**** The records

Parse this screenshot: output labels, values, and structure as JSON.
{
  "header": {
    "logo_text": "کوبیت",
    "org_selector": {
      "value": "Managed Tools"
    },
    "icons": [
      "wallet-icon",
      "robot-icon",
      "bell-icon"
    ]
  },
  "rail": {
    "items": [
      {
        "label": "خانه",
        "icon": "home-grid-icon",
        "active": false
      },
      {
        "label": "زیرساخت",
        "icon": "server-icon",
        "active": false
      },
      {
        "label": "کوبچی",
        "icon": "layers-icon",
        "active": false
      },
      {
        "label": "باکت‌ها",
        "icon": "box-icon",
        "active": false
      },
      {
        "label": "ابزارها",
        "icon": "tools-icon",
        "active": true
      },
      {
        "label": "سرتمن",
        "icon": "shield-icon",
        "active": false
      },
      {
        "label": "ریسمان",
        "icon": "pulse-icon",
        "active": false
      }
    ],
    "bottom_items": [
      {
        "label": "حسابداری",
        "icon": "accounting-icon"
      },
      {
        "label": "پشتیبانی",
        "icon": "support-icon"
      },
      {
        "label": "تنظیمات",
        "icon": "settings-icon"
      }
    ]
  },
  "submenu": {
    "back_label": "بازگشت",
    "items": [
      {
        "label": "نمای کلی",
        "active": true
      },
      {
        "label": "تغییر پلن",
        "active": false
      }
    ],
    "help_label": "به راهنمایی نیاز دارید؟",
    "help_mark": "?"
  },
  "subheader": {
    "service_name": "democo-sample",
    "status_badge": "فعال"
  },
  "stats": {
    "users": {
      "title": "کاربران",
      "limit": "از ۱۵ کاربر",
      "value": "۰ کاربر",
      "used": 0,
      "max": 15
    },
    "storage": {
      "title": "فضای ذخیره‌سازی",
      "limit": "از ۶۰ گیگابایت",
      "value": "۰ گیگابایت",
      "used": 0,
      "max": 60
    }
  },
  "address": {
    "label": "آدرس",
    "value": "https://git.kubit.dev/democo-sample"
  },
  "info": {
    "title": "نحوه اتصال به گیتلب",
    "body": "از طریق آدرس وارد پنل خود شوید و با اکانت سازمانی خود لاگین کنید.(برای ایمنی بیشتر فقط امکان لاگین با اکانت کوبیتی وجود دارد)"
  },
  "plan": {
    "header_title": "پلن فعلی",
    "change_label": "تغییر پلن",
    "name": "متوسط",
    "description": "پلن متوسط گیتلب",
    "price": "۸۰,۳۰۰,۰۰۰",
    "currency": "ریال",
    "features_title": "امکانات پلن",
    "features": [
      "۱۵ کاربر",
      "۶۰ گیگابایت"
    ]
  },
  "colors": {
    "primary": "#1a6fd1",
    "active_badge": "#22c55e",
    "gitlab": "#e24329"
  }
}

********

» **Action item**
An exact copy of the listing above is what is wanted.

» **Answer box**
Parse this screenshot: output labels, values, and structure as JSON.
{
  "header": {
    "logo_text": "کوبیت",
    "org_selector": {
      "value": "Managed Tools"
    },
    "icons": [
      "wallet-icon",
      "robot-icon",
      "bell-icon"
    ]
  },
  "rail": {
    "items": [
      {
        "label": "خانه",
        "icon": "home-grid-icon",
        "active": false
      },
      {
        "label": "زیرساخت",
        "icon": "server-icon",
        "active": false
      },
      {
        "label": "کوبچی",
        "icon": "layers-icon",
        "active": false
      },
      {
        "label": "باکت‌ها",
        "icon": "box-icon",
        "active": false
      },
      {
        "label": "ابزارها",
        "icon": "tools-icon",
        "active": true
      },
      {
        "label": "سرتمن",
        "icon": "shield-icon",
        "active": false
      },
      {
        "label": "ریسمان",
        "icon": "pulse-icon",
        "active": false
      }
    ],
    "bottom_items": [
      {
        "label": "حسابداری",
        "icon": "accounting-icon"
      },
      {
        "label": "پشتیبانی",
        "icon": "support-icon"
      },
      {
        "label": "تنظیمات",
        "icon": "settings-icon"
      }
    ]
  },
  "submenu": {
    "back_label": "بازگشت",
    "items": [
      {
        "label": "نمای کلی",
        "active": true
      },
      {
        "label": "تغییر پلن",
        "active": false
      }
    ],
    "help_label": "به راهنمایی نیاز دارید؟",
    "help_mark": "?"
  },
  "subheader": {
    "service_name": "democo-sample",
    "status_badge": "فعال"
  },
  "stats": {
    "users": {
      "title": "کاربران",
      "limit": "از ۱۵ کاربر",
      "value": "۰ کاربر",
      "used": 0,
      "max": 15
    },
    "storage": {
      "title": "فضای ذخیره‌سازی",
      "limit": "از ۶۰ گیگابایت",
      "value": "۰ گیگابایت",
      "used": 0,
      "max": 60
    }
  },
  "address": {
    "label": "آدرس",
    "value": "https://git.kubit.dev/democo-sample"
  },
  "info": {
    "title": "نحوه اتصال به گیتلب",
    "body": "از طریق آدرس وارد پنل خود شوید و با اکانت سازمانی خود لاگین کنید.(برای ایمنی بیشتر فقط امکان لاگین با اکانت کوبیتی وجود دارد)"
  },
  "plan": {
    "header_title": "پلن فعلی",
    "change_label": "تغییر پلن",
    "name": "متوسط",
    "description": "پلن متوسط گیتلب",
    "price": "۸۰,۳۰۰,۰۰۰",
    "currency": "ریال",
    "features_title": "امکانات پلن",
    "features": [
      "۱۵ کاربر",
      "۶۰ گیگابایت"
    ]
  },
  "colors": {
    "primary": "#1a6fd1",
    "active_badge": "#22c55e",
    "gitlab": "#e24329"
  }
}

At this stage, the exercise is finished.